Autor principal:
Sesión 8, Sesión 8
Día: viernes, 9 de julio de 2021
Hora: 11:00 a 12:45
Lugar: Online

Both in the Dedicatory Letter and Chapter XIV of The Prince, Machiavelli links statecraft with the art of knowing and sketching landscapes. This presentation is based on the premise that in the political landscape that Machiavelli paints for his readers, emotions and passions play a fundamental role.

As Robert Black points out (2013:108-109), The Prince portrays a series of forces beyond reason that influence rulers and states' success or ruin. The first of these is Fortune, but almost as crucial as this goddess are men's emotions and passions. Emotions such as love, hatred, ambition, and fear continually intervene in the actions of the characters who appear in Machiavelli’s little book. Consequently, judicious readers should take them into account and integrate them into their reasoning about politics.

Within the set of emotions that appear in The Prince, this paper argues that fear is the most prominent. In this work, I aim to discuss its many faces and roles and answer the following questions regarding this passion: (1) who feels fear in The Prince? (2) What are the causes of such emotion? (3) What are its political consequences? And finally (4), how does machiavellian fear relates to the current use of this passion in politics, especially by populists?  

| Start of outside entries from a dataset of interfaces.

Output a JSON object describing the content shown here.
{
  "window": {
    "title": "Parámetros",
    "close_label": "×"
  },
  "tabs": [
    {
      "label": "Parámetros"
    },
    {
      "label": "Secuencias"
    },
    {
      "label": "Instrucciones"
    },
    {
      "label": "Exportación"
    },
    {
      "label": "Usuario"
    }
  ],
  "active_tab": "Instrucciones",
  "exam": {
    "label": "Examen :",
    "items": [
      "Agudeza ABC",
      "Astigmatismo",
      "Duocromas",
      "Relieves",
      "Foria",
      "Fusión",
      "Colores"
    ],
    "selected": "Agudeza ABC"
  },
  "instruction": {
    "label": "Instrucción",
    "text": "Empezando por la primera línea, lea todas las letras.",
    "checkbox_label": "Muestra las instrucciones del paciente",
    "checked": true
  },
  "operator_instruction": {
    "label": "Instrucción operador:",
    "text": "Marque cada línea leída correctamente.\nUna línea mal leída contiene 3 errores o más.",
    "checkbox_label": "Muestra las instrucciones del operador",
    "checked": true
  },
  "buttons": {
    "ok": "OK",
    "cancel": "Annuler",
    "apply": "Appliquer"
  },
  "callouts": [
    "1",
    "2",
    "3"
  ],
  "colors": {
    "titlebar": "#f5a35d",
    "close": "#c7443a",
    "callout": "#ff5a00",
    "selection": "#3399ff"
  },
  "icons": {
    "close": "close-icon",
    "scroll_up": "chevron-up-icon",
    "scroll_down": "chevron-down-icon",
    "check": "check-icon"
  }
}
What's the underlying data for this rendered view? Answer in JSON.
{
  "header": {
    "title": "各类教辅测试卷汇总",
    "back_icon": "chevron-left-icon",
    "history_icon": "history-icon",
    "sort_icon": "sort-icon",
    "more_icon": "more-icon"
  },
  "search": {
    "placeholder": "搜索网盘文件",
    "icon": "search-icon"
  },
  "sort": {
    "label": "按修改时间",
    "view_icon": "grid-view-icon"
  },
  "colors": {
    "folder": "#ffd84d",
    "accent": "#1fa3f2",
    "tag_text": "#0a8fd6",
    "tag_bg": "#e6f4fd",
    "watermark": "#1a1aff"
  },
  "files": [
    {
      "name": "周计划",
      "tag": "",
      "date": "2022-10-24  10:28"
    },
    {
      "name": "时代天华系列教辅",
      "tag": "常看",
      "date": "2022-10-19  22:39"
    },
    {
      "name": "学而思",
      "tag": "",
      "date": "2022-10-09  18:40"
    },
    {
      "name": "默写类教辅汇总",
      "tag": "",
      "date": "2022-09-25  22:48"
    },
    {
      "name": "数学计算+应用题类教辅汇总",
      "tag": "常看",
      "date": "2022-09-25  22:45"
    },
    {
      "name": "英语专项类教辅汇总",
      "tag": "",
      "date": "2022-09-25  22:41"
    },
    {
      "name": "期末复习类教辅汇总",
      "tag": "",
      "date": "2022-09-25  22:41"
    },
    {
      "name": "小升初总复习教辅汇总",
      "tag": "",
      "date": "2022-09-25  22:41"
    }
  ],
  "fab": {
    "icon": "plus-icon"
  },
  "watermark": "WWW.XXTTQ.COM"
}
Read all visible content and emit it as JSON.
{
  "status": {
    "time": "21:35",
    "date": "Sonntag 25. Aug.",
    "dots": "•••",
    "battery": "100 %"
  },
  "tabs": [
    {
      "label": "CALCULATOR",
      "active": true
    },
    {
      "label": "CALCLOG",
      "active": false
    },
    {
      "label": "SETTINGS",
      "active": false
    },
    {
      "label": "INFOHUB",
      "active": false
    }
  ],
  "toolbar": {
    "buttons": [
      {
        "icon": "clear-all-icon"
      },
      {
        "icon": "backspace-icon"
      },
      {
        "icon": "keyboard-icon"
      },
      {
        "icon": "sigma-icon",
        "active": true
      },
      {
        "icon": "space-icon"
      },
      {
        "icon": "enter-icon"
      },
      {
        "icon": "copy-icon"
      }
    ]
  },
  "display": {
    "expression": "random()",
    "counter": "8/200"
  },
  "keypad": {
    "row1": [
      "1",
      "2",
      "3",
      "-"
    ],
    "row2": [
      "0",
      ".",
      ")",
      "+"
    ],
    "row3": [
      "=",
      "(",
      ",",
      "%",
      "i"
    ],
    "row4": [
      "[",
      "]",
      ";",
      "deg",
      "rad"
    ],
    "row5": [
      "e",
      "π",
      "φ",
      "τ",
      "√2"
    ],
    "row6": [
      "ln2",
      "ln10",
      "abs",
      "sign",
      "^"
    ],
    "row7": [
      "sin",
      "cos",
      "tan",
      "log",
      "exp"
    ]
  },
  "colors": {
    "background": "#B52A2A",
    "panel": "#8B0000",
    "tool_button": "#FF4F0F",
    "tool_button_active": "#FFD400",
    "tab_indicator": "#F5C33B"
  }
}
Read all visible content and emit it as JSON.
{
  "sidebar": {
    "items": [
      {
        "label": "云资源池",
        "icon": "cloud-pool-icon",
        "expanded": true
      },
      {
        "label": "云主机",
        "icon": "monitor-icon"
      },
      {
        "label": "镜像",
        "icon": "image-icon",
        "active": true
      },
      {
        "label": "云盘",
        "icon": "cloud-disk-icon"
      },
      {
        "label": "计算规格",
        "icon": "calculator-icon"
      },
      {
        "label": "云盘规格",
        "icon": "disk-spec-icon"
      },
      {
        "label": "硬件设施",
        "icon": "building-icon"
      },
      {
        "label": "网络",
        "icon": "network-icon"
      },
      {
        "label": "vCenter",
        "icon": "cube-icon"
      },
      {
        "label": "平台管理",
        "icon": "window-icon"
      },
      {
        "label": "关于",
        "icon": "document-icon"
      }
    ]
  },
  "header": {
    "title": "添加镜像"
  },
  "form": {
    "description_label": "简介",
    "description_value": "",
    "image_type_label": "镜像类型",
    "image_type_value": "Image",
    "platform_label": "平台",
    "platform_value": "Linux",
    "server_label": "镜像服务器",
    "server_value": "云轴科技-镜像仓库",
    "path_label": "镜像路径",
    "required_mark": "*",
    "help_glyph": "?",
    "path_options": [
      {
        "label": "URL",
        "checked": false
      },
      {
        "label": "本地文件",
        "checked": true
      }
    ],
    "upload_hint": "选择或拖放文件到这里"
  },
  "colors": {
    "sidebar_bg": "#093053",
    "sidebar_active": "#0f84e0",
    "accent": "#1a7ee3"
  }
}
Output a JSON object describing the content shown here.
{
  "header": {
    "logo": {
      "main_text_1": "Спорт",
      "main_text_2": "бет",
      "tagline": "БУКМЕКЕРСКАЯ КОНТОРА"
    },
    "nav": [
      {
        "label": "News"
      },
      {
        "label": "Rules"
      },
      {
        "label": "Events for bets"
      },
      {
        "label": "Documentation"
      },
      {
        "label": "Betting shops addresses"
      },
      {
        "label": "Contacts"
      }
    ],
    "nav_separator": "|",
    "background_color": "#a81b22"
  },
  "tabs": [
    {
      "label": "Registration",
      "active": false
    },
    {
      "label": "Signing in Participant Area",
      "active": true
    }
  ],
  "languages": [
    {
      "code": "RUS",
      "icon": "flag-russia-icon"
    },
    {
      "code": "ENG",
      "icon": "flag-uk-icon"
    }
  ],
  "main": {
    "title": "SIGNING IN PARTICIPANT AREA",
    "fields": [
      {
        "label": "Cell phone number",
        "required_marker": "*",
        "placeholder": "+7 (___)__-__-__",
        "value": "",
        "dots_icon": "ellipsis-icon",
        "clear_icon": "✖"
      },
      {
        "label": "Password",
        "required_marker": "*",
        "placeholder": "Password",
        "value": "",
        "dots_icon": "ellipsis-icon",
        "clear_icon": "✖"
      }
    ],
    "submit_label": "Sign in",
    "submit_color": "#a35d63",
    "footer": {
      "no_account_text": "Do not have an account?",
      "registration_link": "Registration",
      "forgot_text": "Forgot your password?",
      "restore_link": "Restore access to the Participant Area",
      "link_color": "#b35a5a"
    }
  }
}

The first part of the paper will discuss the overall presence of fear in The Prince, while the second part will analyze and comment the different faces and roles this emotion takes in the book, chapter by chapter. The third section will compare the uses of fear in Machiavelli with those of current far right and populist politicians.

The conclusion of the paper will draw attention to the fact that fear is the emotion most intimately related to princely virtue. Inspiring fear is an action directly linked to Machiavelli’s most prominent advice: self-reliance. Fear also demands a certain technique and prudence on the part of the ruler, not just brute force or cruelty. But first and foremost, Machiavelli’s fear is not a tyrannic tool to control men and reduce them to stupefaction, but to force them to be good. This applies to both the people, the prince´s ministers, and the prince himself.

In this way, the paper would show the fundamental role of political emotions even in the most pragmatic and realist political treatise of all time.

Palabras clave: emociones, miedo, política, Maquiavelo, populismo